**** INPUT MATERIAL ****

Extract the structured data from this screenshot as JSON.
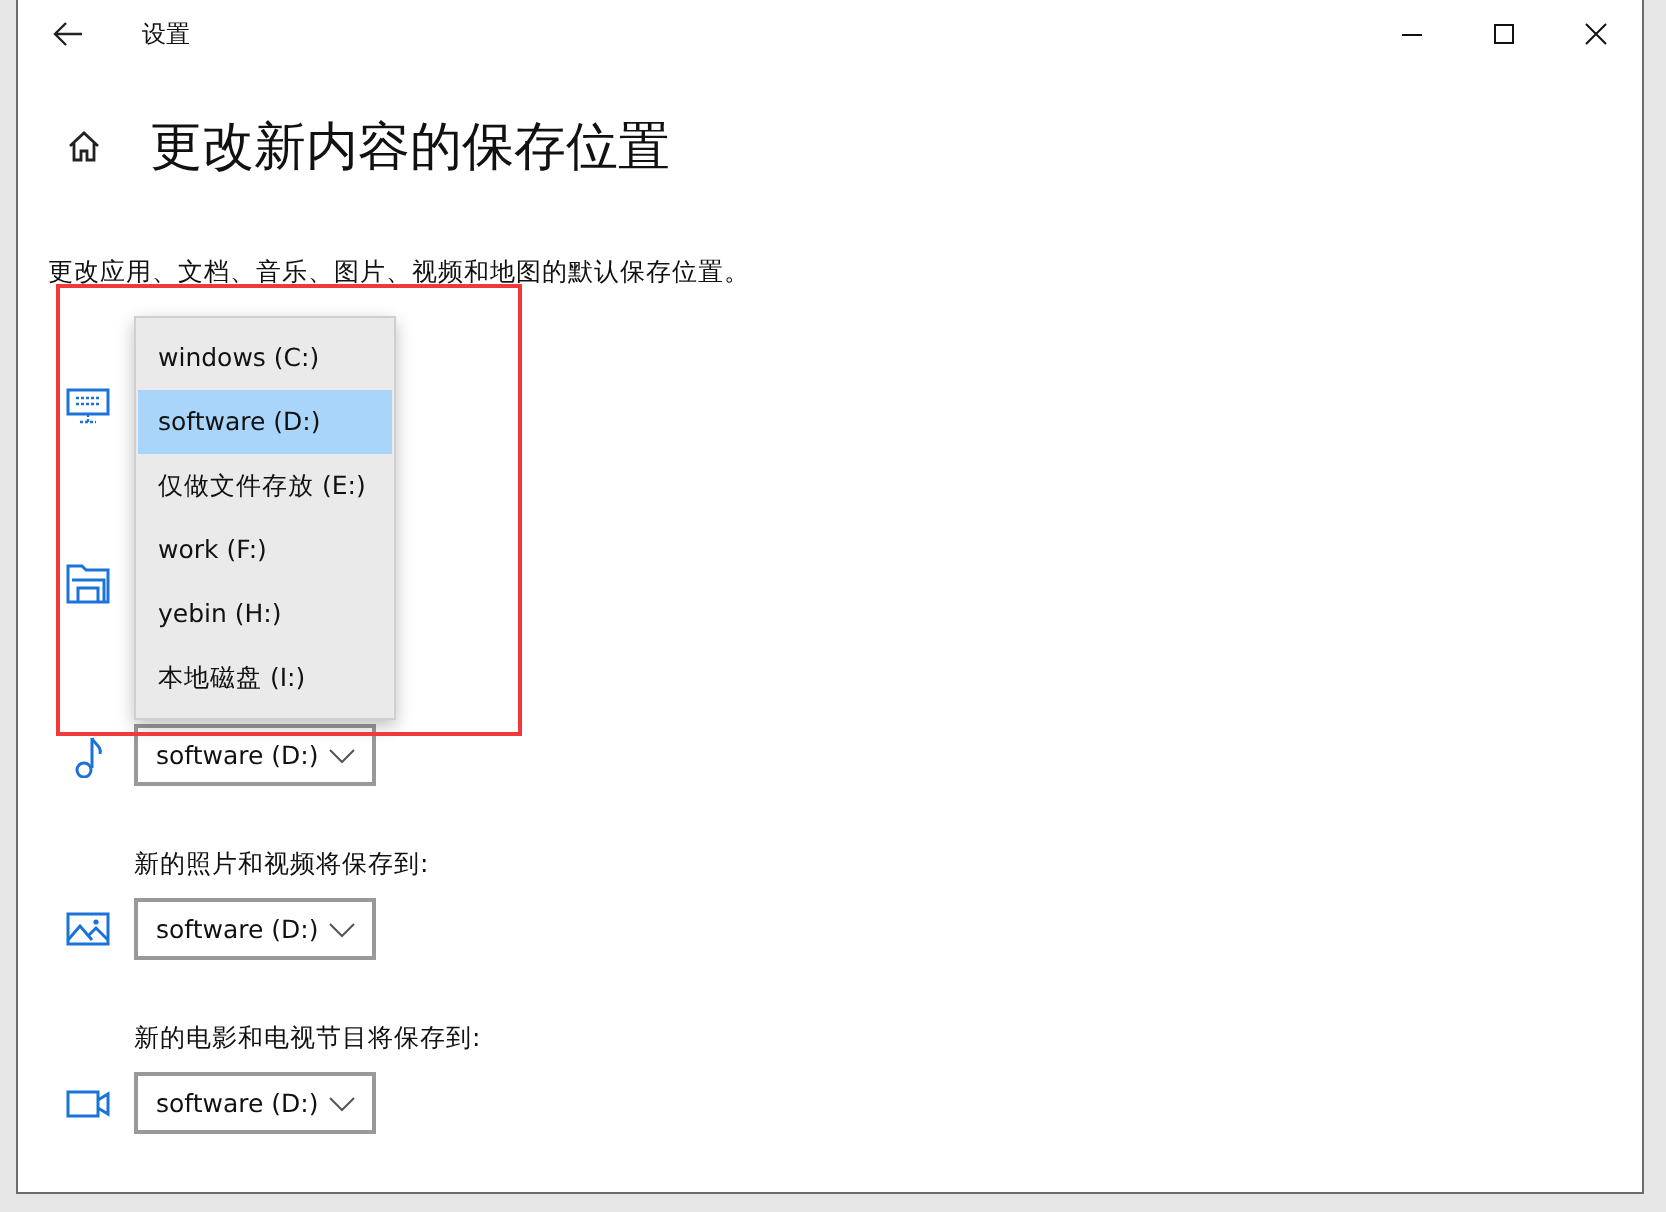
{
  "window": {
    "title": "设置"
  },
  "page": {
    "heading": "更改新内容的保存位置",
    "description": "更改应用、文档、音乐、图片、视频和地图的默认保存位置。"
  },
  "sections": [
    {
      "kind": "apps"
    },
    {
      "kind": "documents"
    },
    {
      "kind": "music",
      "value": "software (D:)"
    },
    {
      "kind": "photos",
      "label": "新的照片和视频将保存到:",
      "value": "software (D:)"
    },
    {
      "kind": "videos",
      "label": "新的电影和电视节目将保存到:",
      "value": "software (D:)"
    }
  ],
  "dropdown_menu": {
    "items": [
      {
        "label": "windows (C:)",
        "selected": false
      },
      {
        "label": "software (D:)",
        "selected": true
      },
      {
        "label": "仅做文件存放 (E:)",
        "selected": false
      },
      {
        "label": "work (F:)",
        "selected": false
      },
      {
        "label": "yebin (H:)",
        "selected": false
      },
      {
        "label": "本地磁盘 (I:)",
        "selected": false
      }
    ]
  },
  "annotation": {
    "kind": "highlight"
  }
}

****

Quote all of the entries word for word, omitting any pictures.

Extract the structured data from this screenshot as JSON.
{
  "window": {
    "title": "设置"
  },
  "page": {
    "heading": "更改新内容的保存位置",
    "description": "更改应用、文档、音乐、图片、视频和地图的默认保存位置。"
  },
  "sections": [
    {
      "kind": "apps"
    },
    {
      "kind": "documents"
    },
    {
      "kind": "music",
      "value": "software (D:)"
    },
    {
      "kind": "photos",
      "label": "新的照片和视频将保存到:",
      "value": "software (D:)"
    },
    {
      "kind": "videos",
      "label": "新的电影和电视节目将保存到:",
      "value": "software (D:)"
    }
  ],
  "dropdown_menu": {
    "items": [
      {
        "label": "windows (C:)",
        "selected": false
      },
      {
        "label": "software (D:)",
        "selected": true
      },
      {
        "label": "仅做文件存放 (E:)",
        "selected": false
      },
      {
        "label": "work (F:)",
        "selected": false
      },
      {
        "label": "yebin (H:)",
        "selected": false
      },
      {
        "label": "本地磁盘 (I:)",
        "selected": false
      }
    ]
  },
  "annotation": {
    "kind": "highlight"
  }
}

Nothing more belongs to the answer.